- **Task objective**:
A word-for-word restatement of every entry is what is needed here.

- **Data to examine**:

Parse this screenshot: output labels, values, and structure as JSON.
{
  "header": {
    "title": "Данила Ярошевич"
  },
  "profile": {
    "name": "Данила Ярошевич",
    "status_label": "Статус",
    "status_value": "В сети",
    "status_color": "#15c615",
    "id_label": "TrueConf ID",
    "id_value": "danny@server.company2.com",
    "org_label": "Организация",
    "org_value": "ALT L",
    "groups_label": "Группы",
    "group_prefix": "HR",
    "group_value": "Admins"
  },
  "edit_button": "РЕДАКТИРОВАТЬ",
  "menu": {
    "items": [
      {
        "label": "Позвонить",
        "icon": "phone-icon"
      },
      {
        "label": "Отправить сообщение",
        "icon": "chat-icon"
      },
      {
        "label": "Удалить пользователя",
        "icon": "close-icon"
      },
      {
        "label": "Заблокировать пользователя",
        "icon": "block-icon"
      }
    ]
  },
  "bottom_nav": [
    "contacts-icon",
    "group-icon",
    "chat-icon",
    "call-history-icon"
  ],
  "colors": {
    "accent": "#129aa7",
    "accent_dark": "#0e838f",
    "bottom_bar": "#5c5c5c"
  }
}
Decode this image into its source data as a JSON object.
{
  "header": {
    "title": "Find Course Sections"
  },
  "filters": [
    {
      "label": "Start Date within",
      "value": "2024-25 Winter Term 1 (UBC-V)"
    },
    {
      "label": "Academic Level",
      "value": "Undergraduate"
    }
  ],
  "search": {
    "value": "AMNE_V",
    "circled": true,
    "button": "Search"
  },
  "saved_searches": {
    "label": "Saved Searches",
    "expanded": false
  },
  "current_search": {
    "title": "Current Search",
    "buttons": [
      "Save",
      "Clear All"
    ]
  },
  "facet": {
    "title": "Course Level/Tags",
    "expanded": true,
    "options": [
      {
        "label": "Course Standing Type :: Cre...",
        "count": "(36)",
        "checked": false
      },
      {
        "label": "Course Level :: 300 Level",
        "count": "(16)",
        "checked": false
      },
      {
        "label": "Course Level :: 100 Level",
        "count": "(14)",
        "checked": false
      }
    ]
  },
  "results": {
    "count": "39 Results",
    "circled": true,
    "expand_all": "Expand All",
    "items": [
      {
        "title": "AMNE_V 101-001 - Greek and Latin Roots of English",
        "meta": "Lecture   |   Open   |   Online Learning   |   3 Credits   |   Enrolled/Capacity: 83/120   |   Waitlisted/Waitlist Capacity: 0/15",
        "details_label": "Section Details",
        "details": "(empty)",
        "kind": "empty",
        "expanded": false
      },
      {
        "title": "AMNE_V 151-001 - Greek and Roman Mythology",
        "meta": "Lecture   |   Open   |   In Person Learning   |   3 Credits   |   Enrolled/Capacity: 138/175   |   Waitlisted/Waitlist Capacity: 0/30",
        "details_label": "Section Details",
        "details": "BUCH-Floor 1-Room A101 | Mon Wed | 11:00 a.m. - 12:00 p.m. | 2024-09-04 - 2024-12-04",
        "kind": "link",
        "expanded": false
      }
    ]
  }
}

- **Written solution**:
Parse this screenshot: output labels, values, and structure as JSON.
{
  "header": {
    "title": "Данила Ярошевич"
  },
  "profile": {
    "name": "Данила Ярошевич",
    "status_label": "Статус",
    "status_value": "В сети",
    "status_color": "#15c615",
    "id_label": "TrueConf ID",
    "id_value": "danny@server.company2.com",
    "org_label": "Организация",
    "org_value": "ALT L",
    "groups_label": "Группы",
    "group_prefix": "HR",
    "group_value": "Admins"
  },
  "edit_button": "РЕДАКТИРОВАТЬ",
  "menu": {
    "items": [
      {
        "label": "Позвонить",
        "icon": "phone-icon"
      },
      {
        "label": "Отправить сообщение",
        "icon": "chat-icon"
      },
      {
        "label": "Удалить пользователя",
        "icon": "close-icon"
      },
      {
        "label": "Заблокировать пользователя",
        "icon": "block-icon"
      }
    ]
  },
  "bottom_nav": [
    "contacts-icon",
    "group-icon",
    "chat-icon",
    "call-history-icon"
  ],
  "colors": {
    "accent": "#129aa7",
    "accent_dark": "#0e838f",
    "bottom_bar": "#5c5c5c"
  }
}
Decode this image into its source data as a JSON object.
{
  "header": {
    "title": "Find Course Sections"
  },
  "filters": [
    {
      "label": "Start Date within",
      "value": "2024-25 Winter Term 1 (UBC-V)"
    },
    {
      "label": "Academic Level",
      "value": "Undergraduate"
    }
  ],
  "search": {
    "value": "AMNE_V",
    "circled": true,
    "button": "Search"
  },
  "saved_searches": {
    "label": "Saved Searches",
    "expanded": false
  },
  "current_search": {
    "title": "Current Search",
    "buttons": [
      "Save",
      "Clear All"
    ]
  },
  "facet": {
    "title": "Course Level/Tags",
    "expanded": true,
    "options": [
      {
        "label": "Course Standing Type :: Cre...",
        "count": "(36)",
        "checked": false
      },
      {
        "label": "Course Level :: 300 Level",
        "count": "(16)",
        "checked": false
      },
      {
        "label": "Course Level :: 100 Level",
        "count": "(14)",
        "checked": false
      }
    ]
  },
  "results": {
    "count": "39 Results",
    "circled": true,
    "expand_all": "Expand All",
    "items": [
      {
        "title": "AMNE_V 101-001 - Greek and Latin Roots of English",
        "meta": "Lecture   |   Open   |   Online Learning   |   3 Credits   |   Enrolled/Capacity: 83/120   |   Waitlisted/Waitlist Capacity: 0/15",
        "details_label": "Section Details",
        "details": "(empty)",
        "kind": "empty",
        "expanded": false
      },
      {
        "title": "AMNE_V 151-001 - Greek and Roman Mythology",
        "meta": "Lecture   |   Open   |   In Person Learning   |   3 Credits   |   Enrolled/Capacity: 138/175   |   Waitlisted/Waitlist Capacity: 0/30",
        "details_label": "Section Details",
        "details": "BUCH-Floor 1-Room A101 | Mon Wed | 11:00 a.m. - 12:00 p.m. | 2024-09-04 - 2024-12-04",
        "kind": "link",
        "expanded": false
      }
    ]
  }
}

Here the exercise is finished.